Natalie Whitehouse, Teacher, York Region District School Board
Using the Learning commons and Literacy teacher partnership to meet the needs of the school community. Our model will include a sharing of our learning journey and partnership. Participants will be given suggestions and insights into how to create space and time for coplanning partnerships. Participants will then have an opportunity to ask questions, comments and insights.
Ellen Viero, Teacher Librarian, York Region District School Board Anna Barnes, Literacy Lead, York Region District School Board
The Quest Playground focuses on the conference themes of Indigenous Education and Equity. There are a number of different stations within the Quest Playground that attendees can visit and participate in. Attendees will have an opportunity to explore a Toronto reclaimed by nature in a VR experience, examine multimedia resources connected to indigenous education, see students engaging in a design challenge focusing on equity, interact with indigenous music, see technology that allows indigenous content and experiences to be brought into the classroom, and explore artifacts related to the history of the York Region District School Board.
This indoor space is intended to speak to a holistic view of Modern Learning, linking the YRDSB Indigenous and Equity Strategy and Outdoor Experiential and Environmental Learning. The Backyard is a process focused, hands-on space with provocations around how we might decolonize the work and nurture relationships, voices and perspectives.
Dan Shaule – Dan is a member of the Chippewas of Georgina Island First Nation, and a “professional historian”. Working as an advisor for an Indigenous law firm, he is an expert in the treaties that Canada has signed with many of the First Nations in this territory. He will be discussing the Indigenous perspectives of the treaties upon which the country is founded.


David Osawabine – David is Debajehmujig’s Odawa Midewin Cultural Educator. He began intensive training with Eddie King in 2001, continuing in his mentorship until 2016. David’s specialty at Debajehmujig is sharing the Odawa Foundation Teachings with learners of all ages and backgrounds.

Meeka Uniuqsaraq - Meeka hails from Iqaluit, Nunavut. She was raised in the Arctic and is a survivor of a residential school. Meeka will be speaking about Inuit perspectives and aspirations.
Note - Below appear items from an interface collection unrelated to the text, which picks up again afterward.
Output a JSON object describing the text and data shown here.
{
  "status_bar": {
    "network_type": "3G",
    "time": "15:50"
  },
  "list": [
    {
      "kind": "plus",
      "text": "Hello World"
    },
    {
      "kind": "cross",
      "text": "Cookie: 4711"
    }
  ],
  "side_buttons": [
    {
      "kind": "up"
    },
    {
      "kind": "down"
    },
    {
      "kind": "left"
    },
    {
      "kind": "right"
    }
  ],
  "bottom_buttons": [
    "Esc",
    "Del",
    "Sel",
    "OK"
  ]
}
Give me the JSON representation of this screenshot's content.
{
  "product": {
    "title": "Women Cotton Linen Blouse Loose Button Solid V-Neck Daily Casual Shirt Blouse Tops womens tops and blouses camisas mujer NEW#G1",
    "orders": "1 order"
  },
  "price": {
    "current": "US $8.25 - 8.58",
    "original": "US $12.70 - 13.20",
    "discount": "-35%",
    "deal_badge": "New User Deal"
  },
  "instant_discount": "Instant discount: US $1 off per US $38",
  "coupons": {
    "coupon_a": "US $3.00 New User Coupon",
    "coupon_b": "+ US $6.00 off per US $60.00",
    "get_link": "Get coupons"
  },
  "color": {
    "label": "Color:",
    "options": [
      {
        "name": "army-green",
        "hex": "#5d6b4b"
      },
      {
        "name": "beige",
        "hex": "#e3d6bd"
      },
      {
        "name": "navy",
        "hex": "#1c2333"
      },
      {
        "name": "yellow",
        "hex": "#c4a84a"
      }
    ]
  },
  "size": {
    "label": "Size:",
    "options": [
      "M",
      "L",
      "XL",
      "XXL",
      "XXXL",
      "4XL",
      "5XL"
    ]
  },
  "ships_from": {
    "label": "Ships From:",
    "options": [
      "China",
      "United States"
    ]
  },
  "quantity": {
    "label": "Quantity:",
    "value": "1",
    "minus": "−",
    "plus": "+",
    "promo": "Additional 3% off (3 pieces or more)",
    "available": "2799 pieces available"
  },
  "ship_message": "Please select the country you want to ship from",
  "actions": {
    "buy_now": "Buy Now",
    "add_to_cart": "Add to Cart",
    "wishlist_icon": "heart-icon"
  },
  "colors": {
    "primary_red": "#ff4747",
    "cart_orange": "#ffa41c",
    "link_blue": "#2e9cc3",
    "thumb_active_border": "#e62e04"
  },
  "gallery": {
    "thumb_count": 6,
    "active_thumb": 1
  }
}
Greer Atkinson – Greer is a member of the Chippewas of Georgina Island First Nation and is the Education Program and Project Coordinator for Ogemawahj Tribal Council. Greer will be talking about community resource books created and developed by the Williams Treaty First Nations for students of all ages that give an intimate look at six of their First Nations neighbours in the Williams Treaty area.